CAPE CORAL, Fla. — We are getting answers for residents who live along the Ceitus and Kuhn Canals in Cape Coral, following concerns about dead wildlife in the canals.
After our previous reportof a large fish kill in the canals, a viewer sent a video to us showing a dead manatee in the same canal.
Fox 4 collected a water sample from the canal and took it to FGCU's water school to see exactly what's in the water.
"It barely has any color to it," said Dr. Barry Rosen, a professor and scientist with FGCU's water school. "Doesn't mean there isn't any organisms to it."
That was his first reaction when seeing the sample. Dr. Rosen first tested the salt level and found that the sample was heavily influenced by salt instead of fresh water.
"It's normal with water coming in from the Caloosahatchee, it's very normal," Dr. Rosen said.
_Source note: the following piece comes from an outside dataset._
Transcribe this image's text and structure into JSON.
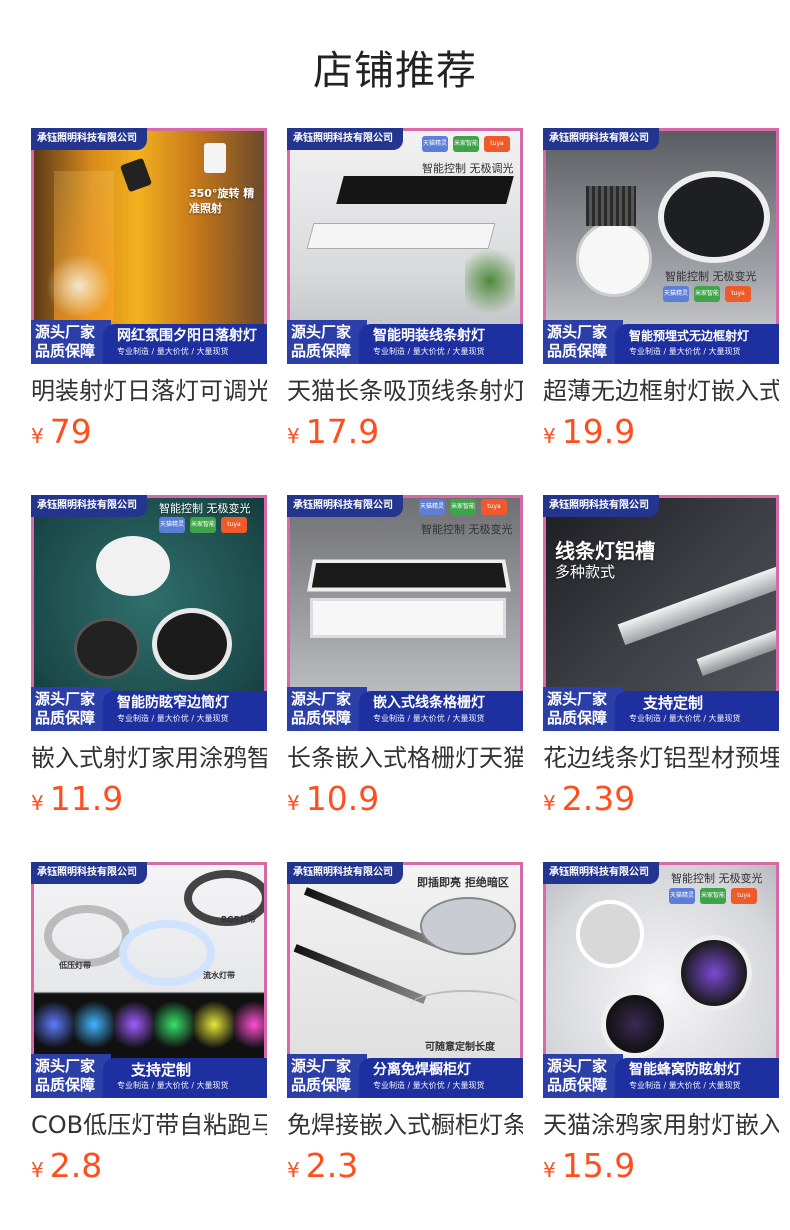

After seeing the brown color of the water from Fox 4's Briana Brownlee'sprevious report, Dr. Rosen wanted a closer look to make sure there weren't any harmful algae blooms.
"Typically when I get blooms, it's really thick," Dr. Rosen said.
However the sample we provided was pretty thin. After taking a closer look at the sample, there was good news with no traces of algae blooms, but Dr. Rosen did find something else.
"The organism I am seeing is a cryptomonas," Dr. Rosen said.
According to Dr. Rosen that is pretty common this time of year, it's not toxic to humans and explains why the water is brown.
"They eat bacteria, which makes sense if it is a low dissolved oxygen event," Dr. Rosen said.
He believed it was a low dissolved oxygen event that caused the dozens of dead fish in the canal. However, he doesn't think that was the same cause of death for the manatee.
"Manatees wouldn't have that problem, they wouldn't die from air running out," Dr. Rosen said.
Instead he believes the cold is what killed the manatee. However, with such a large fish kill in the Ceitus canal, he said it's highly unlikely the fish died from a cold snap.
"It doesn't make sense that the cold would cause it," Dr. Rosen said. "That large of an event seems to me that there are deeper areas where fish shouldn't be dying because they will go where it's warmer, it just doesn't make sense to me."
Dr. Rosen said the true cause of the wildlife deaths can't be determined until the city of Cape Coral or FWC go to the canal and run test on site.
Fox 4 has been reaching out to the city of Cape Coral for the past few days and no one has acknowledged our request.